» EXERCISE
The response must consist of every record, restated word for word.

» DATA
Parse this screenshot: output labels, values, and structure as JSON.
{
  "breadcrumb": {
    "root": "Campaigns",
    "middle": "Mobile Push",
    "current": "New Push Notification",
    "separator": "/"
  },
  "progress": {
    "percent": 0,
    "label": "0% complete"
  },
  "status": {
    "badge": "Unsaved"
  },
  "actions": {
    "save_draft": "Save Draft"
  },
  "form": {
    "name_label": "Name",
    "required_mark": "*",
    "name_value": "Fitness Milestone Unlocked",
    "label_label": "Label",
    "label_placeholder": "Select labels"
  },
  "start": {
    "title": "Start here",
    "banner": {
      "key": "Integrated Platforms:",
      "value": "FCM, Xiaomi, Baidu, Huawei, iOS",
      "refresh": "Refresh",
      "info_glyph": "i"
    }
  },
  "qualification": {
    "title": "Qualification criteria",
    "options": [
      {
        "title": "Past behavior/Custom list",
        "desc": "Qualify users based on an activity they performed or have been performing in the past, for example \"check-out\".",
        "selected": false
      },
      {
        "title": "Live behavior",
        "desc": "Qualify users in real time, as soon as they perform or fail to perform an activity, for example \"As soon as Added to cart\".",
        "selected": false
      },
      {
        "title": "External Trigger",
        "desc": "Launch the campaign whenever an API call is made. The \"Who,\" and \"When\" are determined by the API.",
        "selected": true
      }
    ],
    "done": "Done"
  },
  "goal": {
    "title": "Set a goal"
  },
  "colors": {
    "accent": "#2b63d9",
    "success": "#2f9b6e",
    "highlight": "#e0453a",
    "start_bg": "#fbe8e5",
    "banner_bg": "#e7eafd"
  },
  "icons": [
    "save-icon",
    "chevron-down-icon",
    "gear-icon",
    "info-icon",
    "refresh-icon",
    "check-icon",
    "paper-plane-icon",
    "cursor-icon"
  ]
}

» SOLUTION BELOW
Parse this screenshot: output labels, values, and structure as JSON.
{
  "breadcrumb": {
    "root": "Campaigns",
    "middle": "Mobile Push",
    "current": "New Push Notification",
    "separator": "/"
  },
  "progress": {
    "percent": 0,
    "label": "0% complete"
  },
  "status": {
    "badge": "Unsaved"
  },
  "actions": {
    "save_draft": "Save Draft"
  },
  "form": {
    "name_label": "Name",
    "required_mark": "*",
    "name_value": "Fitness Milestone Unlocked",
    "label_label": "Label",
    "label_placeholder": "Select labels"
  },
  "start": {
    "title": "Start here",
    "banner": {
      "key": "Integrated Platforms:",
      "value": "FCM, Xiaomi, Baidu, Huawei, iOS",
      "refresh": "Refresh",
      "info_glyph": "i"
    }
  },
  "qualification": {
    "title": "Qualification criteria",
    "options": [
      {
        "title": "Past behavior/Custom list",
        "desc": "Qualify users based on an activity they performed or have been performing in the past, for example \"check-out\".",
        "selected": false
      },
      {
        "title": "Live behavior",
        "desc": "Qualify users in real time, as soon as they perform or fail to perform an activity, for example \"As soon as Added to cart\".",
        "selected": false
      },
      {
        "title": "External Trigger",
        "desc": "Launch the campaign whenever an API call is made. The \"Who,\" and \"When\" are determined by the API.",
        "selected": true
      }
    ],
    "done": "Done"
  },
  "goal": {
    "title": "Set a goal"
  },
  "colors": {
    "accent": "#2b63d9",
    "success": "#2f9b6e",
    "highlight": "#e0453a",
    "start_bg": "#fbe8e5",
    "banner_bg": "#e7eafd"
  },
  "icons": [
    "save-icon",
    "chevron-down-icon",
    "gear-icon",
    "info-icon",
    "refresh-icon",
    "check-icon",
    "paper-plane-icon",
    "cursor-icon"
  ]
}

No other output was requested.